Bees A-Buzzing

Yellow flowers in a vase on a window ledge.
Photo submitted.
Posted on: April 26, 2018

Submitted by Lanark County Master Gardeners

I look out the window at Mississippi Lake and think that spring is officially here.  It’s snowing out and the lake is frozen solid, but yes, spring is almost here.

The silver maple buds are almost in bloom and back on February 28 there were two, count them, two snowdrops in bloom. These ephemeral bulbs are the first to flower. That’s why when thinking every fall about which bulbs to buy, you will find that the small minor bulbs are the best value for your dollar. They may be small but make a nice show after a long hard winter like this one; and there is such a good selection to choose from at local garden centres.

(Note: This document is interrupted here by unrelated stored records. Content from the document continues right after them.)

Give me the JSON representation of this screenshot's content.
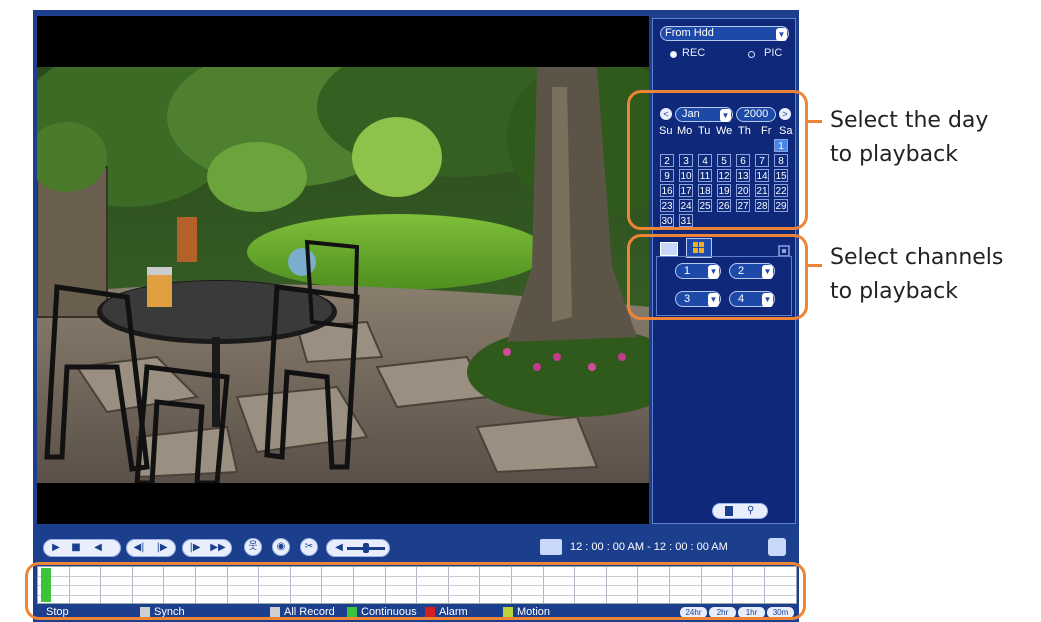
{
  "source": {
    "selected": "From Hdd",
    "rec_label": "REC",
    "pic_label": "PIC"
  },
  "calendar": {
    "month": "Jan",
    "year": "2000",
    "prev": "<",
    "next": ">",
    "weekdays": [
      "Su",
      "Mo",
      "Tu",
      "We",
      "Th",
      "Fr",
      "Sa"
    ],
    "days": [
      "1",
      "2",
      "3",
      "4",
      "5",
      "6",
      "7",
      "8",
      "9",
      "10",
      "11",
      "12",
      "13",
      "14",
      "15",
      "16",
      "17",
      "18",
      "19",
      "20",
      "21",
      "22",
      "23",
      "24",
      "25",
      "26",
      "27",
      "28",
      "29",
      "30",
      "31"
    ],
    "selected_day": "1"
  },
  "channels": {
    "ch1": "1",
    "ch2": "2",
    "ch3": "3",
    "ch4": "4"
  },
  "time": {
    "start": "12 : 00 : 00 AM",
    "separator": "-",
    "end": "12 : 00 : 00 AM"
  },
  "status": {
    "state": "Stop",
    "synch": "Synch",
    "all_record": "All Record",
    "continuous": "Continuous",
    "alarm": "Alarm",
    "motion": "Motion"
  },
  "zoom": [
    "24hr",
    "2hr",
    "1hr",
    "30m"
  ],
  "callouts": {
    "day": [
      "Select the day",
      "to playback"
    ],
    "channels": [
      "Select channels",
      "to playback"
    ]
  },
  "colors": {
    "accent": "#ee8438",
    "panel": "#10287a",
    "frame": "#1b3f8c",
    "continuous": "#3cc33c",
    "alarm": "#d62020",
    "motion": "#b8d43a"
  }
}
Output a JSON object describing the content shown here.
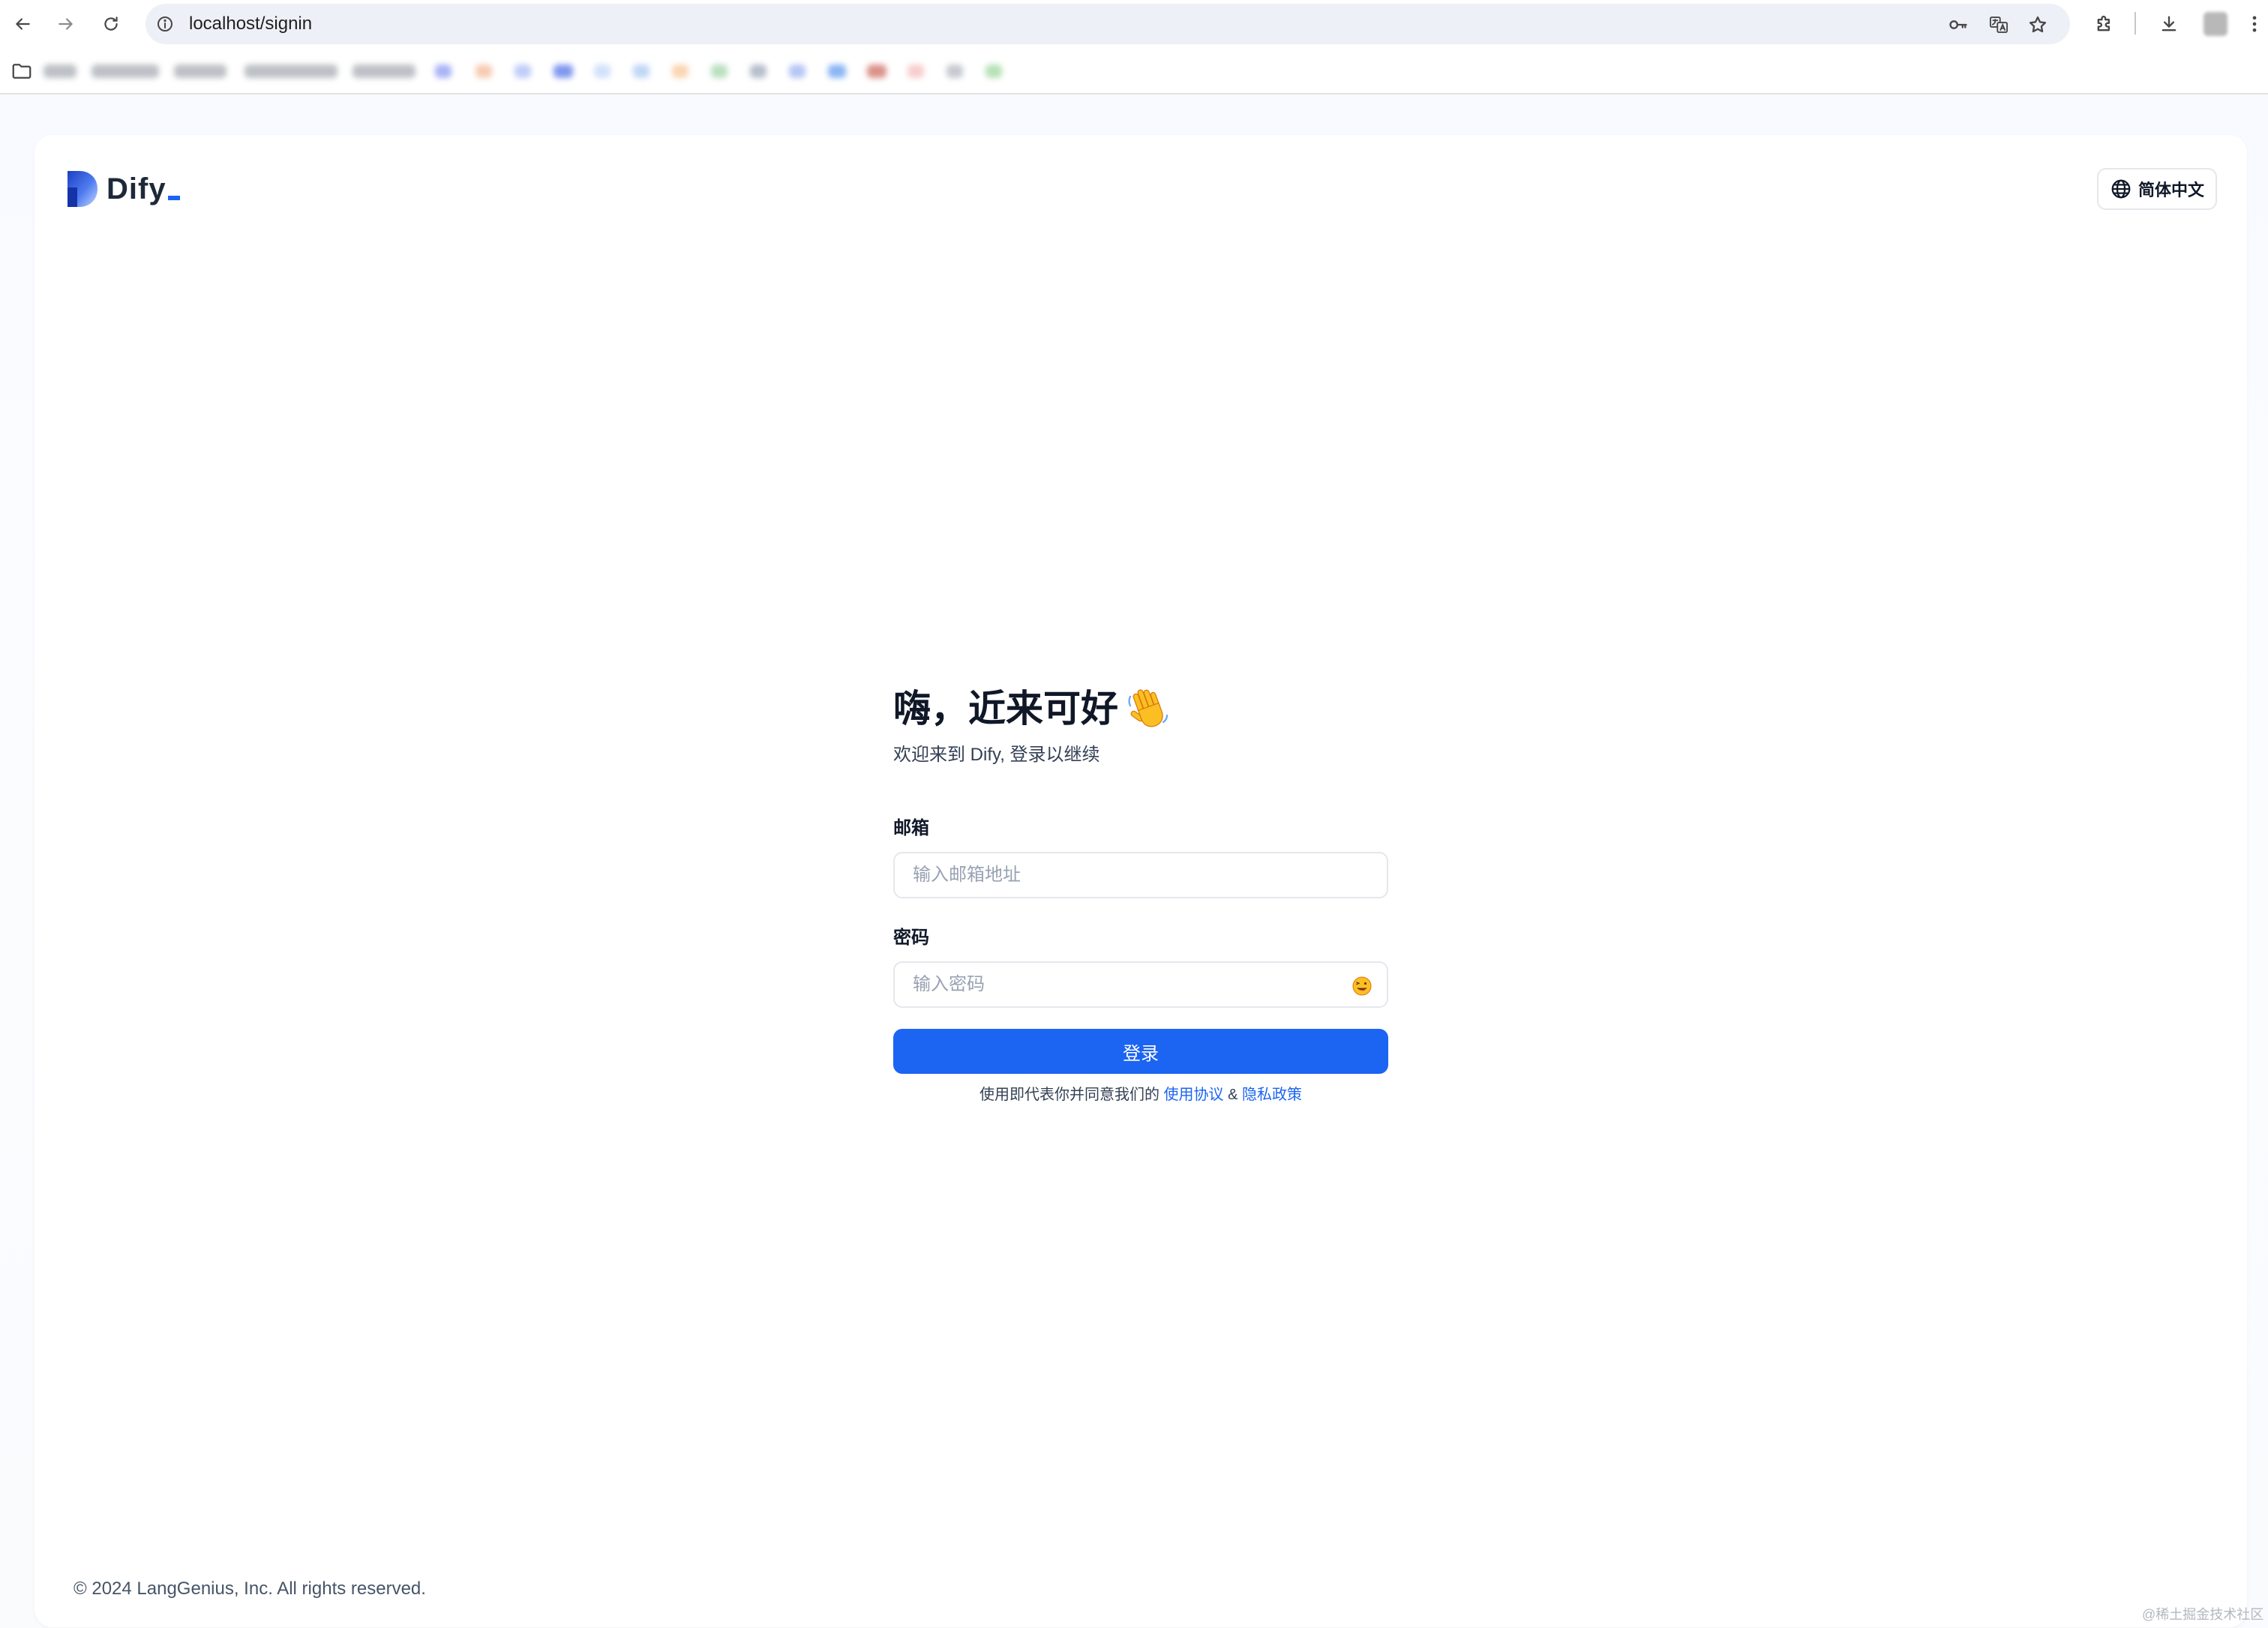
{
  "browser": {
    "url": "localhost/signin",
    "icons": {
      "back": "back-arrow-icon",
      "forward": "forward-arrow-icon",
      "reload": "reload-icon",
      "site_info": "info-icon",
      "password_key": "key-icon",
      "translate": "translate-icon",
      "bookmark_star": "star-icon",
      "extensions": "puzzle-icon",
      "downloads": "download-icon",
      "menu": "kebab-menu-icon",
      "bookmarks_folder": "folder-icon"
    }
  },
  "header": {
    "logo_text": "Dify",
    "language_label": "简体中文"
  },
  "signin": {
    "title": "嗨，近来可好",
    "subtitle": "欢迎来到 Dify, 登录以继续",
    "email_label": "邮箱",
    "email_placeholder": "输入邮箱地址",
    "password_label": "密码",
    "password_placeholder": "输入密码",
    "submit_label": "登录",
    "terms_prefix": "使用即代表你并同意我们的",
    "terms_link": "使用协议",
    "terms_joiner": "&",
    "privacy_link": "隐私政策"
  },
  "footer": {
    "copyright": "© 2024 LangGenius, Inc. All rights reserved."
  },
  "watermark": "@稀土掘金技术社区",
  "colors": {
    "primary": "#1c64f2",
    "text_primary": "#101828",
    "text_secondary": "#344054",
    "border": "#e4e7ec",
    "placeholder": "#98a2b3"
  }
}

Some examples of small bulbs to plant every fall are Snowdrops (Galanthus nivalis), Netted Iris (Iris reticulata), which come mostly in shades of blue, and Dwarf Iris (Iris danfordiae) which are mostly yellow. And there is Squill (Silla siberica), which naturalizes itself freely; there is a lawn in Appleton that’s completely blue with Squill every spring.  Don’t forget Crocuses as they come in quite an array of colour, including one of my very favourites, Snakes Head Fritillary (Fritillaria meleagris) which is a mottled mauve colour. Although there are many more, I must mention the Russian Snowdrop (Puschkinia libanotica), white with blue striping. They all do well in flower beds but do even better when planted in the lawn in large groups.

This is a beautiful time of year and I’ve been anticipating it since the fall. So far I haven’t had any bees a-buzzing; if they were out today they would need their snow shovels to get at my snowdrops. But I have no worries, as these spring flowering bulbs will be there for the bees when the time is right.

Paul Pietsch is president of the Carleton Place Horticultural Society and active member of the Lanark County Master Gardeners.